— Task statement —
Count how many lines in the entries below hold the string "title", and respond with that number only.

______________________________

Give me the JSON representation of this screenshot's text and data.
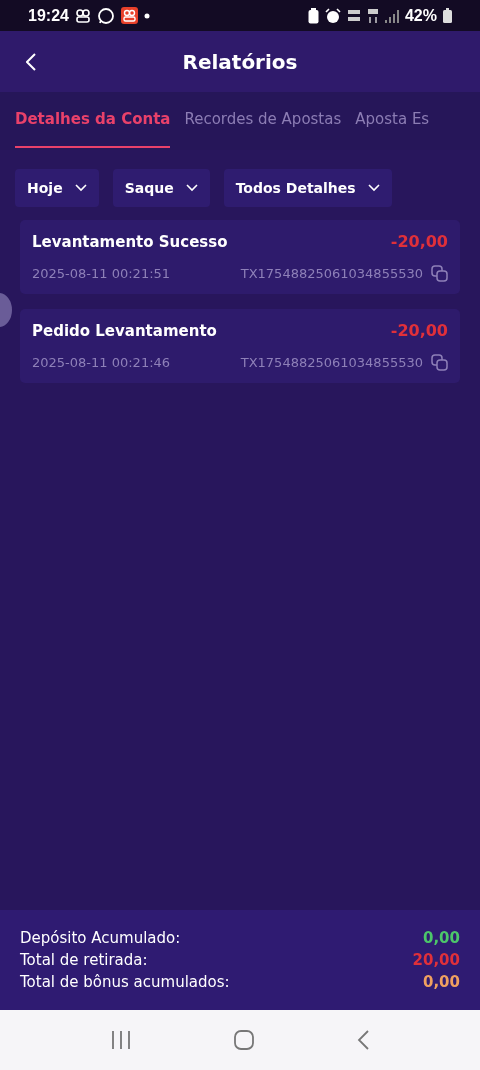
{
  "status_bar": {
    "time": "19:24",
    "battery": "42%"
  },
  "header": {
    "title": "Relatórios"
  },
  "tabs": [
    {
      "label": "Detalhes da Conta",
      "selected": true
    },
    {
      "label": "Recordes de Apostas",
      "selected": false
    },
    {
      "label": "Aposta Es",
      "selected": false
    }
  ],
  "filters": [
    {
      "label": "Hoje"
    },
    {
      "label": "Saque"
    },
    {
      "label": "Todos Detalhes"
    }
  ],
  "transactions": [
    {
      "title": "Levantamento Sucesso",
      "amount": "-20,00",
      "date": "2025-08-11 00:21:51",
      "id": "TX17548825061034855530"
    },
    {
      "title": "Pedido Levantamento",
      "amount": "-20,00",
      "date": "2025-08-11 00:21:46",
      "id": "TX17548825061034855530"
    }
  ],
  "summary": [
    {
      "label": "Depósito Acumulado:",
      "value": "0,00",
      "color": "#4cc66a"
    },
    {
      "label": "Total de retirada:",
      "value": "20,00",
      "color": "#e0303a"
    },
    {
      "label": "Total de bônus acumulados:",
      "value": "0,00",
      "color": "#f0a060"
    }
  ]
}
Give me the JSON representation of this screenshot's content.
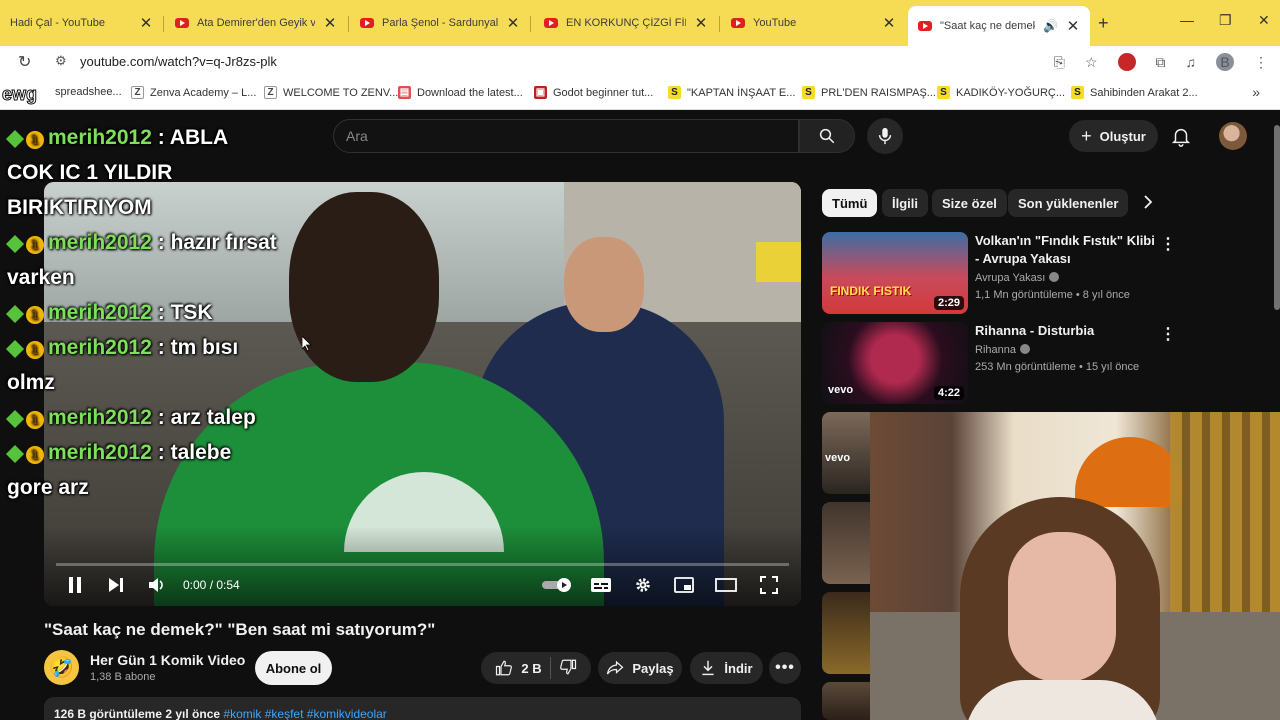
{
  "browser": {
    "tabs": [
      {
        "title": "Hadi Çal - YouTube",
        "favicon": "youtube-icon"
      },
      {
        "title": "Ata Demirer'den Geyik ve",
        "favicon": "youtube-icon"
      },
      {
        "title": "Parla Şenol - Sardunyalar",
        "favicon": "youtube-icon"
      },
      {
        "title": "EN KORKUNÇ ÇİZGİ FİLM",
        "favicon": "youtube-icon"
      },
      {
        "title": "YouTube",
        "favicon": "youtube-icon"
      },
      {
        "title": "\"Saat kaç ne demek?\"",
        "favicon": "youtube-icon",
        "active": true,
        "audio": true
      }
    ],
    "url": "youtube.com/watch?v=q-Jr8zs-plk",
    "profile_initial": "B",
    "bookmarks": [
      {
        "label": "spreadshee...",
        "icon": "sheets-icon"
      },
      {
        "label": "Zenva Academy – L...",
        "icon": "zenva-icon",
        "glyph": "Z"
      },
      {
        "label": "WELCOME TO ZENV...",
        "icon": "zenva-icon",
        "glyph": "Z"
      },
      {
        "label": "Download the latest...",
        "icon": "download-site-icon",
        "glyph": "▤"
      },
      {
        "label": "Godot beginner tut...",
        "icon": "godot-icon",
        "glyph": "▣"
      },
      {
        "label": "\"KAPTAN İNŞAAT E...",
        "icon": "sahibinden-icon",
        "glyph": "S"
      },
      {
        "label": "PRL'DEN RAISMPAŞ...",
        "icon": "sahibinden-icon",
        "glyph": "S"
      },
      {
        "label": "KADIKÖY-YOĞURÇ...",
        "icon": "sahibinden-icon",
        "glyph": "S"
      },
      {
        "label": "Sahibinden Arakat 2...",
        "icon": "sahibinden-icon",
        "glyph": "S"
      }
    ],
    "overlay_text": "ewg"
  },
  "youtube": {
    "search_placeholder": "Ara",
    "create_label": "Oluştur",
    "video": {
      "title": "\"Saat kaç ne demek?\" \"Ben saat mi satıyorum?\"",
      "time": "0:00 / 0:54",
      "progress": 0
    },
    "channel": {
      "name": "Her Gün 1 Komik Video",
      "subs": "1,38 B abone",
      "avatar_emoji": "🤣"
    },
    "subscribe_label": "Abone ol",
    "likes": "2 B",
    "share_label": "Paylaş",
    "download_label": "İndir",
    "description": {
      "stats": "126 B görüntüleme  2 yıl önce",
      "tags": "#komik #keşfet #komikvideolar"
    },
    "chips": [
      "Tümü",
      "İlgili",
      "Size özel",
      "Son yüklenenler"
    ],
    "recommendations": [
      {
        "title": "Volkan'ın \"Fındık Fıstık\" Klibi - Avrupa Yakası",
        "channel": "Avrupa Yakası",
        "meta": "1,1 Mn görüntüleme • 8 yıl önce",
        "duration": "2:29"
      },
      {
        "title": "Rihanna - Disturbia",
        "channel": "Rihanna",
        "meta": "253 Mn görüntüleme • 15 yıl önce",
        "duration": "4:22"
      }
    ]
  },
  "chat": [
    {
      "user": "merih2012",
      "text": "ABLA COK IC 1 YILDIR BIRIKTIRIYOM"
    },
    {
      "user": "merih2012",
      "text": "hazır fırsat varken"
    },
    {
      "user": "merih2012",
      "text": "TSK"
    },
    {
      "user": "merih2012",
      "text": "tm bısı olmz"
    },
    {
      "user": "merih2012",
      "text": "arz talep"
    },
    {
      "user": "merih2012",
      "text": "talebe gore arz"
    }
  ],
  "chat_badge_coin": "1",
  "thumb_texts": {
    "findik": "FINDIK FISTIK",
    "vevo": "vevo"
  }
}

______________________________

— Response —
12